> _Exercise data_
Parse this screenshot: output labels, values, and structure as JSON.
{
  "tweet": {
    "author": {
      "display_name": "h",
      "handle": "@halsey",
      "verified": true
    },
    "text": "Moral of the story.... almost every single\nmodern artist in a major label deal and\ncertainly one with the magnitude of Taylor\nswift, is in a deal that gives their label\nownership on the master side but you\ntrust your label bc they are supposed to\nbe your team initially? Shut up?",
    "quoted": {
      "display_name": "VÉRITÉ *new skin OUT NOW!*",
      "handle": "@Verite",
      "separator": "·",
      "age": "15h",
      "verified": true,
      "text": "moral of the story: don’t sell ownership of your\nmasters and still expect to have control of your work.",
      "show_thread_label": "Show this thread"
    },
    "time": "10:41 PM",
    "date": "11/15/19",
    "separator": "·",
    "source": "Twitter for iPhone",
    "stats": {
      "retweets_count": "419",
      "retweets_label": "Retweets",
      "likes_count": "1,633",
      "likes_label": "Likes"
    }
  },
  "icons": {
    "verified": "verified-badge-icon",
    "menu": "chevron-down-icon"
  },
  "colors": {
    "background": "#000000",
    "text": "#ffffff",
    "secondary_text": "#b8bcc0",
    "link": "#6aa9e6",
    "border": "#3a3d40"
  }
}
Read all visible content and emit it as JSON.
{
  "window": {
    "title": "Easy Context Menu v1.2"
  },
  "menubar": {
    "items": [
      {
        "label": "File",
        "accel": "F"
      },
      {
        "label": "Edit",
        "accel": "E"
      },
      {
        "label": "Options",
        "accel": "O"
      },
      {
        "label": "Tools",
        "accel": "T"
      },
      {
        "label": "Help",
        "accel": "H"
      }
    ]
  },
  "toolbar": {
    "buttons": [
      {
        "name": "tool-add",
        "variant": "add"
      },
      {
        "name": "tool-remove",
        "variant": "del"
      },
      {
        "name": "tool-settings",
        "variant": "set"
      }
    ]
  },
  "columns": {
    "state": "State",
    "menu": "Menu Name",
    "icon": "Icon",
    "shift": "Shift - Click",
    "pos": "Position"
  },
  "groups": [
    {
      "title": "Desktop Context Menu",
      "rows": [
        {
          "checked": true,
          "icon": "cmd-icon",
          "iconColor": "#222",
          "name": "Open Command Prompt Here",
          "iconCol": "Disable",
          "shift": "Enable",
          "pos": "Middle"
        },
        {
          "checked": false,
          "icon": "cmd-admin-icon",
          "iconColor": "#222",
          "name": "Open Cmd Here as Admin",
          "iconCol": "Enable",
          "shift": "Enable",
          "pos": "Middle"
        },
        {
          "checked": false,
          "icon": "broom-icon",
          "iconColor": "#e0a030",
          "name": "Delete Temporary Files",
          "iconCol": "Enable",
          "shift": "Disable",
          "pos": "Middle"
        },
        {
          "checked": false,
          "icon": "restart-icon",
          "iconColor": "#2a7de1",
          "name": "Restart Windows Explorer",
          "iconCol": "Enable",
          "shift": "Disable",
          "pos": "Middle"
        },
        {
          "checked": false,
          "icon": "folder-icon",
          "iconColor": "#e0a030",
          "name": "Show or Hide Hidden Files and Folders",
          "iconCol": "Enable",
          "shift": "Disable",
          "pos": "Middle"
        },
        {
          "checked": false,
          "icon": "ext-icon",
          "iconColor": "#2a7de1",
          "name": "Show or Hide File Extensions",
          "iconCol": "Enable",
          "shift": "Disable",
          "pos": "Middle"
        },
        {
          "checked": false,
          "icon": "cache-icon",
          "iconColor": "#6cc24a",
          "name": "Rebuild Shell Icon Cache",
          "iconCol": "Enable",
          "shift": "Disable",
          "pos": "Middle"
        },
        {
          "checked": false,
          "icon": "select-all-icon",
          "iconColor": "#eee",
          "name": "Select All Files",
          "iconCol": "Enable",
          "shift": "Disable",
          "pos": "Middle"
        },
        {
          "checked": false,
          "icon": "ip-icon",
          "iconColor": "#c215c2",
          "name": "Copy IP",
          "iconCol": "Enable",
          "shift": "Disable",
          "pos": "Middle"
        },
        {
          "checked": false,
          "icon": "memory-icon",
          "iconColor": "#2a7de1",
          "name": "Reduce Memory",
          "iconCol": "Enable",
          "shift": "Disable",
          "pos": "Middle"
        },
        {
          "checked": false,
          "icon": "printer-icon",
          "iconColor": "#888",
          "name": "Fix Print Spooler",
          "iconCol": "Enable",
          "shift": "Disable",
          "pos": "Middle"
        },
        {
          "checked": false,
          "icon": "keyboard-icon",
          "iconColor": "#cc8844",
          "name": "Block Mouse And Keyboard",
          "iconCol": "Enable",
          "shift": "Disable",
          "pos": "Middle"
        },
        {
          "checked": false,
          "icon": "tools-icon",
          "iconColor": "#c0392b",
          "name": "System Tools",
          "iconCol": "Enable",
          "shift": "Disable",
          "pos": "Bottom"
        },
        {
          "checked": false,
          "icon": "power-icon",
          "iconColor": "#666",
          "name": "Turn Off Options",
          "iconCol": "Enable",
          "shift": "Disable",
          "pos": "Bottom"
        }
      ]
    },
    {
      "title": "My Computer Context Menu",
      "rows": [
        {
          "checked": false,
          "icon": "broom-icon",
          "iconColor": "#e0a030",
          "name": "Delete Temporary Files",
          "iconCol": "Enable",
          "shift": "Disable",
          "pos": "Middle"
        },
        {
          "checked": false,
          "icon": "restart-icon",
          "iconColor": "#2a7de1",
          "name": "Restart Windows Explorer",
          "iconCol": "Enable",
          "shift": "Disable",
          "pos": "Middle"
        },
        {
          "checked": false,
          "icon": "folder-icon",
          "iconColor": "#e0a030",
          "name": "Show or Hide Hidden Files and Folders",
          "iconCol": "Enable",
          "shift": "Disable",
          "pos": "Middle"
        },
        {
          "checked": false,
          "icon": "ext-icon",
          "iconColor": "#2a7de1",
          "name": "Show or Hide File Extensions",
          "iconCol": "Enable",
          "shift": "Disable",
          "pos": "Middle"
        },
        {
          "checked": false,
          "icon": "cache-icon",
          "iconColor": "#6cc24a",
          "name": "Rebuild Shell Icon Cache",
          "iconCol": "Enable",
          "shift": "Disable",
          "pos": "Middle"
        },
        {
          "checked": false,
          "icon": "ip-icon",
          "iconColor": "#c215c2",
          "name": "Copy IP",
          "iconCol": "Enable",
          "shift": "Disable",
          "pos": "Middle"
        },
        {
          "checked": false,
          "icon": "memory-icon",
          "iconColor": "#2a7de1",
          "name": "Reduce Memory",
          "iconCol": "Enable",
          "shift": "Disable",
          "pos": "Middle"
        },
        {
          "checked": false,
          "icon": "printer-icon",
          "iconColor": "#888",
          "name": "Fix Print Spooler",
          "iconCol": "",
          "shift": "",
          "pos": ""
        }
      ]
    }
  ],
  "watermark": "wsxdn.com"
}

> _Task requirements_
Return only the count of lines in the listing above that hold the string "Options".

> _Exercise output_
2